**EXERCISE GOAL**:
Of the lines below, copy those that hold the word "icon".

**DATASET**:
....................

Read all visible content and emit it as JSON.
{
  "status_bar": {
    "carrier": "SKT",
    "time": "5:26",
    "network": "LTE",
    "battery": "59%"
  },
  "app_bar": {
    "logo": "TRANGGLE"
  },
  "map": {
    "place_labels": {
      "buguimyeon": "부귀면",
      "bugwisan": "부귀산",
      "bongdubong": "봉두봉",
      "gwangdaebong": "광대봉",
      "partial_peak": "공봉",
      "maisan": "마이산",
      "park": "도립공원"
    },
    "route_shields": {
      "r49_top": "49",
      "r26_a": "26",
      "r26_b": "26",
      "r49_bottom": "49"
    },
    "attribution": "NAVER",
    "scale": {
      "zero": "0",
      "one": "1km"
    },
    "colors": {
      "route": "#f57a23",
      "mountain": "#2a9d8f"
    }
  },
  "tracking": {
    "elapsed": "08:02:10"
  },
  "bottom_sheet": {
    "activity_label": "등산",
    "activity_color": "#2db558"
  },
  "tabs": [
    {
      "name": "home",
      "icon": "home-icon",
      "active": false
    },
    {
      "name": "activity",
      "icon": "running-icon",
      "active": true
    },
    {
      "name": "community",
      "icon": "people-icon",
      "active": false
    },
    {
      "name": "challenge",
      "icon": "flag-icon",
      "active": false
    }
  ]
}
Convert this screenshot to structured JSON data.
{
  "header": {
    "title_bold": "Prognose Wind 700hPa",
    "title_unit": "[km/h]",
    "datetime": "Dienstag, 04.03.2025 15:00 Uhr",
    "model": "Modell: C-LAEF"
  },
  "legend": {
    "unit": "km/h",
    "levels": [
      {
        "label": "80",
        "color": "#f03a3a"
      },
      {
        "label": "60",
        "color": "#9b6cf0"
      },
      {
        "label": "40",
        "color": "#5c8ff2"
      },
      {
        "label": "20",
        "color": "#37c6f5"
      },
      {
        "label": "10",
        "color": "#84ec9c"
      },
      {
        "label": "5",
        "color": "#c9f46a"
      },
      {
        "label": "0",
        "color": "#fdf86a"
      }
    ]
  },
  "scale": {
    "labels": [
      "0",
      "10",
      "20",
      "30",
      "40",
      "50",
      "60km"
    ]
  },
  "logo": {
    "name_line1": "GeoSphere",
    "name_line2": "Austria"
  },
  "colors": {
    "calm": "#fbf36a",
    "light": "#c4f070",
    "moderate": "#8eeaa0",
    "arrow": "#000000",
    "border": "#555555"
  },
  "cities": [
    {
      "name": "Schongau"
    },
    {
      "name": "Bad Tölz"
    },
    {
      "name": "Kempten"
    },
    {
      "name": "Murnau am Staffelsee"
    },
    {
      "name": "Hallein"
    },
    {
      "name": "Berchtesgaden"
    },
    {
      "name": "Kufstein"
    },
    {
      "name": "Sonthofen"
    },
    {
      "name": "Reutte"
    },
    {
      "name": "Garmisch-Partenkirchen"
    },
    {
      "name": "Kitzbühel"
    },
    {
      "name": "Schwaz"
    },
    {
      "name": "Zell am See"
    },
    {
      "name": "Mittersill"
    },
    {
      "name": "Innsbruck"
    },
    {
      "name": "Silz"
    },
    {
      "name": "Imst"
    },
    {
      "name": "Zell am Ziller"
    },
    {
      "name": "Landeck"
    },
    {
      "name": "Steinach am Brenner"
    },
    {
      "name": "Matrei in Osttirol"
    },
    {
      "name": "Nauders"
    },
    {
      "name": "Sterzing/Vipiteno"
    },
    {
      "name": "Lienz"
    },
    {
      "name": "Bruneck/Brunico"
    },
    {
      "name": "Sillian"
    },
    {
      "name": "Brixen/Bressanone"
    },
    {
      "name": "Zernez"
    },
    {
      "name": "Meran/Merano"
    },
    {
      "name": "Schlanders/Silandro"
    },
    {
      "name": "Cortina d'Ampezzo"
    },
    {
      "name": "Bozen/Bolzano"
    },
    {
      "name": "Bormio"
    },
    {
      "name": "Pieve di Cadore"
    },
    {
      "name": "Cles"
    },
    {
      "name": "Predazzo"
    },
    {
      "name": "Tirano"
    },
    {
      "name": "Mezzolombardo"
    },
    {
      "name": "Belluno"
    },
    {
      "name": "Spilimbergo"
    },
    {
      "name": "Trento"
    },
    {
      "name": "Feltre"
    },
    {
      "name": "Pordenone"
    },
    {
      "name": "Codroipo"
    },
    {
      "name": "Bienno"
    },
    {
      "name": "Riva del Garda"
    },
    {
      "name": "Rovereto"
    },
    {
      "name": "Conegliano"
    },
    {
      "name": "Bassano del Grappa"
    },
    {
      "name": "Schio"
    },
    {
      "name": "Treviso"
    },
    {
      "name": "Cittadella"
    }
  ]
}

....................

**ANSWER TO THIS EXERCISE**:
      "icon": "home-icon",
      "icon": "running-icon",
      "icon": "people-icon",
      "icon": "flag-icon",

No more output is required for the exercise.